Can Cyclists Have A Strong Upper Body, Too?by Neighborhood Trainers Finding a trainer is a personal choice
Cyclists know they need to have good, strong legs. What else could they need? There are all those hours in the saddle, and surely when you have to go uphill for hours and hours wouldn’t it make sense to carry as little top end weight as possible?
That logic is flawed, as you knew it would be. Cyclists are all over fit. They can and should have upper body strength to work with powerful thighs and calves.
Upper body strength control position on the bike
Personal training for distance cycling NYC can show you how upper body strength can help develop a better position on the bike, and if you’re going to ride it for five hours a day or more you need strength.
Your thoracic cage, your spine and neck all need to be aligned properly for you to have a balanced, relaxed position on the bike.
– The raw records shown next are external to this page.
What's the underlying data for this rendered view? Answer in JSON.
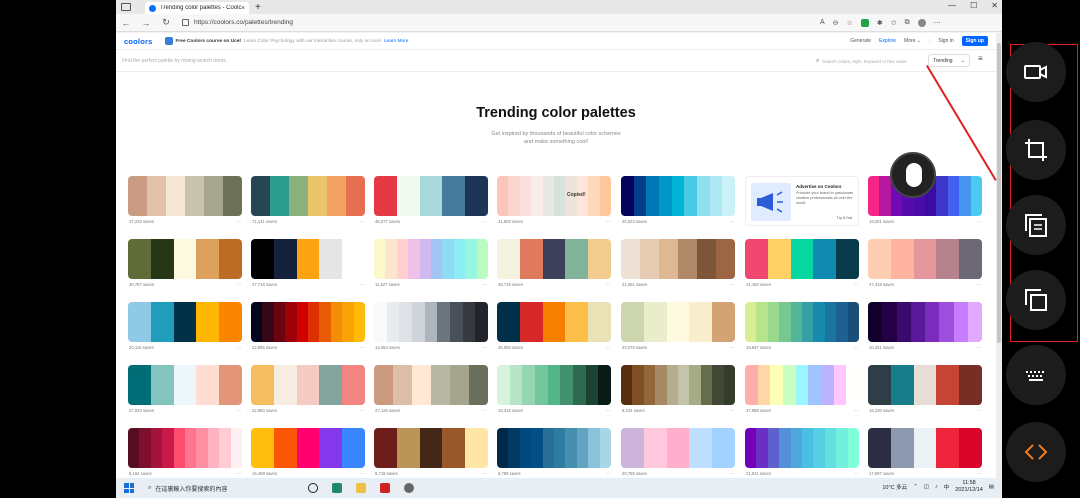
{
  "browser": {
    "tab_title": "Trending color palettes - Coolors",
    "url": "https://coolors.co/palettes/trending"
  },
  "site": {
    "logo": "coolors",
    "promo_title": "Free Coolors course on Ucel",
    "promo_text": "Learn Color Psychology with our interactive course, only on Ucel",
    "promo_link": "Learn More",
    "nav": [
      "Generate",
      "Explore",
      "More",
      "Sign in"
    ],
    "signup": "Sign up",
    "search_hint": "Find the perfect palette by mixing search terms.",
    "search_placeholder": "Search colors, style, keyword or hex value",
    "sort_value": "Trending"
  },
  "hero": {
    "title": "Trending color palettes",
    "subtitle": "Get inspired by thousands of beautiful color schemes and make something cool!"
  },
  "ad": {
    "head": "Advertise on Coolors",
    "body": "Promote your brand to passionate creative professionals all over the world.",
    "cta": "Try it Out"
  },
  "copied_label": "Copied!",
  "palettes": [
    {
      "saves": "47,232 saves",
      "colors": [
        "#cb9c84",
        "#e3c2ac",
        "#f6e6d6",
        "#c8c3ae",
        "#a4a690",
        "#6d7158"
      ]
    },
    {
      "saves": "71,141 saves",
      "colors": [
        "#264653",
        "#2a9d8f",
        "#8ab17d",
        "#e9c46a",
        "#f4a261",
        "#e76f51"
      ]
    },
    {
      "saves": "46,077 saves",
      "colors": [
        "#e63946",
        "#f1faee",
        "#a8dadc",
        "#457b9d",
        "#1d3557"
      ]
    },
    {
      "saves": "41,800 saves",
      "colors": [
        "#fec5bb",
        "#fcd5ce",
        "#fae1dd",
        "#f8edeb",
        "#e8e8e4",
        "#d8e2dc",
        "#ece4db",
        "#ffe5d9",
        "#ffd7ba",
        "#fec89a"
      ]
    },
    {
      "saves": "20,523 saves",
      "colors": [
        "#03045e",
        "#023e8a",
        "#0077b6",
        "#0096c7",
        "#00b4d8",
        "#48cae4",
        "#90e0ef",
        "#ade8f4",
        "#caf0f8"
      ]
    },
    {
      "saves": "18,201 saves",
      "colors": [
        "#f72585",
        "#b5179e",
        "#7209b7",
        "#560bad",
        "#480ca8",
        "#3a0ca3",
        "#3f37c9",
        "#4361ee",
        "#4895ef",
        "#4cc9f0"
      ]
    },
    {
      "saves": "30,767 saves",
      "colors": [
        "#606c38",
        "#283618",
        "#fefae0",
        "#dda15e",
        "#bc6c25"
      ]
    },
    {
      "saves": "27,718 saves",
      "colors": [
        "#000000",
        "#14213d",
        "#fca311",
        "#e5e5e5",
        "#ffffff"
      ]
    },
    {
      "saves": "11,527 saves",
      "colors": [
        "#fbf8cc",
        "#fde4cf",
        "#ffcfd2",
        "#f1c0e8",
        "#cfbaf0",
        "#a3c4f3",
        "#90dbf4",
        "#8eecf5",
        "#98f5e1",
        "#b9fbc0"
      ]
    },
    {
      "saves": "28,716 saves",
      "colors": [
        "#f4f1de",
        "#e07a5f",
        "#3d405b",
        "#81b29a",
        "#f2cc8f"
      ]
    },
    {
      "saves": "21,061 saves",
      "colors": [
        "#ede0d4",
        "#e6ccb2",
        "#ddb892",
        "#b08968",
        "#7f5539",
        "#9c6644"
      ]
    },
    {
      "saves": "21,150 saves",
      "colors": [
        "#ef476f",
        "#ffd166",
        "#06d6a0",
        "#118ab2",
        "#073b4c"
      ]
    },
    {
      "saves": "47,418 saves",
      "colors": [
        "#ffcdb2",
        "#ffb4a2",
        "#e5989b",
        "#b5838d",
        "#6d6875"
      ]
    },
    {
      "saves": "20,115 saves",
      "colors": [
        "#8ecae6",
        "#219ebc",
        "#023047",
        "#ffb703",
        "#fb8500"
      ]
    },
    {
      "saves": "22,895 saves",
      "colors": [
        "#03071e",
        "#370617",
        "#6a040f",
        "#9d0208",
        "#d00000",
        "#dc2f02",
        "#e85d04",
        "#f48c06",
        "#faa307",
        "#ffba08"
      ]
    },
    {
      "saves": "14,053 saves",
      "colors": [
        "#f8f9fa",
        "#e9ecef",
        "#dee2e6",
        "#ced4da",
        "#adb5bd",
        "#6c757d",
        "#495057",
        "#343a40",
        "#212529"
      ]
    },
    {
      "saves": "26,050 saves",
      "colors": [
        "#003049",
        "#d62828",
        "#f77f00",
        "#fcbf49",
        "#eae2b7"
      ]
    },
    {
      "saves": "23,070 saves",
      "colors": [
        "#ccd5ae",
        "#e9edc9",
        "#fefae0",
        "#faedcd",
        "#d4a373"
      ]
    },
    {
      "saves": "19,947 saves",
      "colors": [
        "#d9ed92",
        "#b5e48c",
        "#99d98c",
        "#76c893",
        "#52b69a",
        "#34a0a4",
        "#168aad",
        "#1a759f",
        "#1e6091",
        "#184e77"
      ]
    },
    {
      "saves": "10,331 saves",
      "colors": [
        "#10002b",
        "#240046",
        "#3c096c",
        "#5a189a",
        "#7b2cbf",
        "#9d4edd",
        "#c77dff",
        "#e0aaff"
      ]
    },
    {
      "saves": "27,923 saves",
      "colors": [
        "#006d77",
        "#83c5be",
        "#edf6f9",
        "#ffddd2",
        "#e29578"
      ]
    },
    {
      "saves": "22,860 saves",
      "colors": [
        "#f6bd60",
        "#f7ede2",
        "#f5cac3",
        "#84a59d",
        "#f28482"
      ]
    },
    {
      "saves": "27,126 saves",
      "colors": [
        "#cb997e",
        "#ddbea9",
        "#ffe8d6",
        "#b7b7a4",
        "#a5a58d",
        "#6b705c"
      ]
    },
    {
      "saves": "18,316 saves",
      "colors": [
        "#d8f3dc",
        "#b7e4c7",
        "#95d5b2",
        "#74c69d",
        "#52b788",
        "#40916c",
        "#2d6a4f",
        "#1b4332",
        "#081c15"
      ]
    },
    {
      "saves": "8,224 saves",
      "colors": [
        "#582f0e",
        "#7f4f24",
        "#936639",
        "#a68a64",
        "#b6ad90",
        "#c2c5aa",
        "#a4ac86",
        "#656d4a",
        "#414833",
        "#333d29"
      ]
    },
    {
      "saves": "37,888 saves",
      "colors": [
        "#ffadad",
        "#ffd6a5",
        "#fdffb6",
        "#caffbf",
        "#9bf6ff",
        "#a0c4ff",
        "#bdb2ff",
        "#ffc6ff",
        "#fffffc"
      ]
    },
    {
      "saves": "15,230 saves",
      "colors": [
        "#2f3e46",
        "#177e89",
        "#e6ddd4",
        "#c44536",
        "#772e25"
      ]
    },
    {
      "saves": "5,164 saves",
      "colors": [
        "#590d22",
        "#800f2f",
        "#a4133c",
        "#c9184a",
        "#ff4d6d",
        "#ff758f",
        "#ff8fa3",
        "#ffb3c1",
        "#ffccd5",
        "#fff0f3"
      ]
    },
    {
      "saves": "16,408 saves",
      "colors": [
        "#ffbe0b",
        "#fb5607",
        "#ff006e",
        "#8338ec",
        "#3a86ff"
      ]
    },
    {
      "saves": "8,718 saves",
      "colors": [
        "#6f1d1b",
        "#bb9457",
        "#432818",
        "#99582a",
        "#ffe6a7"
      ]
    },
    {
      "saves": "9,789 saves",
      "colors": [
        "#012a4a",
        "#013a63",
        "#01497c",
        "#014f86",
        "#2a6f97",
        "#2c7da0",
        "#468faf",
        "#61a5c2",
        "#89c2d9",
        "#a9d6e5"
      ]
    },
    {
      "saves": "20,765 saves",
      "colors": [
        "#cdb4db",
        "#ffc8dd",
        "#ffafcc",
        "#bde0fe",
        "#a2d2ff"
      ]
    },
    {
      "saves": "21,041 saves",
      "colors": [
        "#7400b8",
        "#6930c3",
        "#5e60ce",
        "#5390d9",
        "#4ea8de",
        "#48bfe3",
        "#56cfe1",
        "#64dfdf",
        "#72efdd",
        "#80ffdb"
      ]
    },
    {
      "saves": "17,697 saves",
      "colors": [
        "#2b2d42",
        "#8d99ae",
        "#edf2f4",
        "#ef233c",
        "#d90429"
      ]
    }
  ],
  "taskbar": {
    "search_text": "在這裏輸入你要搜索的內容",
    "weather": "10°C 多云",
    "ime": "中",
    "time": "11:58",
    "date": "2021/12/14"
  }
}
This is the only way you will be comfortable for hours on end. You know almost immediately when your neck is out of alignment, and before long it is going to be torture.
Upper body strength helps the legs just power away
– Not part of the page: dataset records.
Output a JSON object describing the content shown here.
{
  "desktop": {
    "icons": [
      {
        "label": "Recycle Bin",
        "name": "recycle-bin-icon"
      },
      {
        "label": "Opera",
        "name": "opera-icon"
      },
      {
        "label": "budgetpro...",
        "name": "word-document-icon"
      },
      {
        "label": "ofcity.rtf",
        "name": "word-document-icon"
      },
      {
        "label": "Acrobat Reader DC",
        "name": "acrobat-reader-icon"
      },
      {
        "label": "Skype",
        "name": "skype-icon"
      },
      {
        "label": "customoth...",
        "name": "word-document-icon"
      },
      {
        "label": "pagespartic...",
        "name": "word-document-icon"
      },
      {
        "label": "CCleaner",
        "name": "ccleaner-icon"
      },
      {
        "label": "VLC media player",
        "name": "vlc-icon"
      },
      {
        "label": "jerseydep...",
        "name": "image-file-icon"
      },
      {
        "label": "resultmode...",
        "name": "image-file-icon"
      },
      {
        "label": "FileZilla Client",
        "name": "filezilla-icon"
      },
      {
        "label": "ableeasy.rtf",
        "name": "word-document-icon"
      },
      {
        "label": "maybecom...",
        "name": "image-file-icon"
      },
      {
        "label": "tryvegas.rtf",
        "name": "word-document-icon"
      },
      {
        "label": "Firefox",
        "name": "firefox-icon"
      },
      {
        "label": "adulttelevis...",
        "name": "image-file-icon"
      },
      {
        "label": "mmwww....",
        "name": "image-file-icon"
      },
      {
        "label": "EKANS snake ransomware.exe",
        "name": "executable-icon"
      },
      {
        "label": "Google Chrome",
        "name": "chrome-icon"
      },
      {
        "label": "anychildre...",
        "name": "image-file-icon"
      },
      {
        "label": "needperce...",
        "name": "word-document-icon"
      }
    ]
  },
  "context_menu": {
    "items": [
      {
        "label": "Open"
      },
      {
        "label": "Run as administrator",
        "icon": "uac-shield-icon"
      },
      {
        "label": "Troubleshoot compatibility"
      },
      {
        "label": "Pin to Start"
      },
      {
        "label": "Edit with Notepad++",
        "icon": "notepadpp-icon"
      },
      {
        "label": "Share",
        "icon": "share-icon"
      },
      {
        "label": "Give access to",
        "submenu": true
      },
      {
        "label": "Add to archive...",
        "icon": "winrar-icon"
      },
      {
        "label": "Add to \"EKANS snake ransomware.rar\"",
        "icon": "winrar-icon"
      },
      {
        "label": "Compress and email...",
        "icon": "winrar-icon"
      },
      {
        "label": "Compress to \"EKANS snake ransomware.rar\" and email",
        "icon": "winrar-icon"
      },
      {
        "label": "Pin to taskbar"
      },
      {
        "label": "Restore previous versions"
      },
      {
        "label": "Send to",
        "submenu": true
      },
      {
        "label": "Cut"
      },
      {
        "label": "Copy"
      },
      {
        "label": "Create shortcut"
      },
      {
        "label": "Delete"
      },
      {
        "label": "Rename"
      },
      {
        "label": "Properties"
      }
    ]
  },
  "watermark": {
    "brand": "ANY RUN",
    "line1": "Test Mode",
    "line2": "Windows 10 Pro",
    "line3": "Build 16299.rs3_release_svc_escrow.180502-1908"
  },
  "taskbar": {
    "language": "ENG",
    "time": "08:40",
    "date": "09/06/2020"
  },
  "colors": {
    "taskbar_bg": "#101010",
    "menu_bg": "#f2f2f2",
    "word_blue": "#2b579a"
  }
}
Two things are happening when you’re on a bike; you are propelling it forward and you are keeping your body on the bike. When your upper body is not able to support itself, some of the leg energy is translated into supporting your torso.
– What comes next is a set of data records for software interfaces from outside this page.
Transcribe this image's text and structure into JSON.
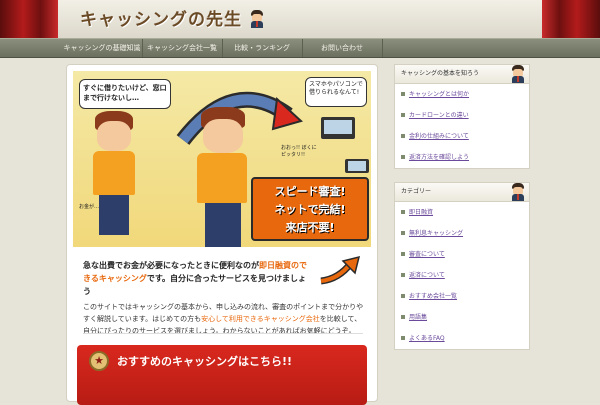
{
  "header": {
    "site_title": "キャッシングの先生"
  },
  "nav": {
    "items": [
      {
        "label": "キャッシングの基礎知識"
      },
      {
        "label": "キャッシング会社一覧"
      },
      {
        "label": "比較・ランキング"
      },
      {
        "label": "お問い合わせ"
      }
    ]
  },
  "banner": {
    "bubble_left": "すぐに借りたいけど、窓口まで行けないし…",
    "bubble_right": "スマホやパソコンで借りられるなんて!",
    "small_left": "お金が…",
    "small_right": "おおっ!! ぼくにピッタリ!!",
    "speed_lines": [
      "スピード審査!",
      "ネットで完結!",
      "来店不要!"
    ]
  },
  "main": {
    "headline_pre": "急な出費でお金が必要になったときに便利なのが",
    "headline_hl": "即日融資のできるキャッシング",
    "headline_post": "です。自分に合ったサービスを見つけましょう",
    "body_pre": "このサイトではキャッシングの基本から、申し込みの流れ、審査のポイントまで分かりやすく解説しています。はじめての方も",
    "body_hl": "安心して利用できるキャッシング会社",
    "body_post": "を比較して、自分にぴったりのサービスを選びましょう。わからないことがあればお気軽にどうぞ。",
    "red_title": "おすすめのキャッシングはこちら!!"
  },
  "sidebar": {
    "box1": {
      "title": "キャッシングの基本を知ろう",
      "items": [
        {
          "label": "キャッシングとは何か"
        },
        {
          "label": "カードローンとの違い"
        },
        {
          "label": "金利の仕組みについて"
        },
        {
          "label": "返済方法を確認しよう"
        }
      ]
    },
    "box2": {
      "title": "カテゴリー",
      "items": [
        {
          "label": "即日融資"
        },
        {
          "label": "無利息キャッシング"
        },
        {
          "label": "審査について"
        },
        {
          "label": "返済について"
        },
        {
          "label": "おすすめ会社一覧"
        },
        {
          "label": "用語集"
        },
        {
          "label": "よくあるFAQ"
        }
      ]
    }
  }
}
As Yorktown personal trainers will tell you, this is wasting energy –all of your leg energy should go into propelling the bike.
When your upper body supports itself, when your spine does its job and the arm and neck muscles are strong, then you don’t need to use leg energy for support. It all goes into propulsion.
A strong torso translates the heart work properly
Just as important as your legs is how your heart works especially over a long ride. When your thoracic cage is developed and wide your heart has the time and space to provide oxygenated blood throughout the body. Getting oxygen to the legs is essential to keep them from feeling tired and weary.
Check out the riders next time you see themYou can look for proof that cyclists can and should have a strong upper body the next time a group cycles by. Check out the riders who look relaxed and have the energy. Then check out their biceps. Chances are the ones with the better bike posture are the ones who are ripped.
Created on Oct 5th 2018 04:13. Viewed 193 times.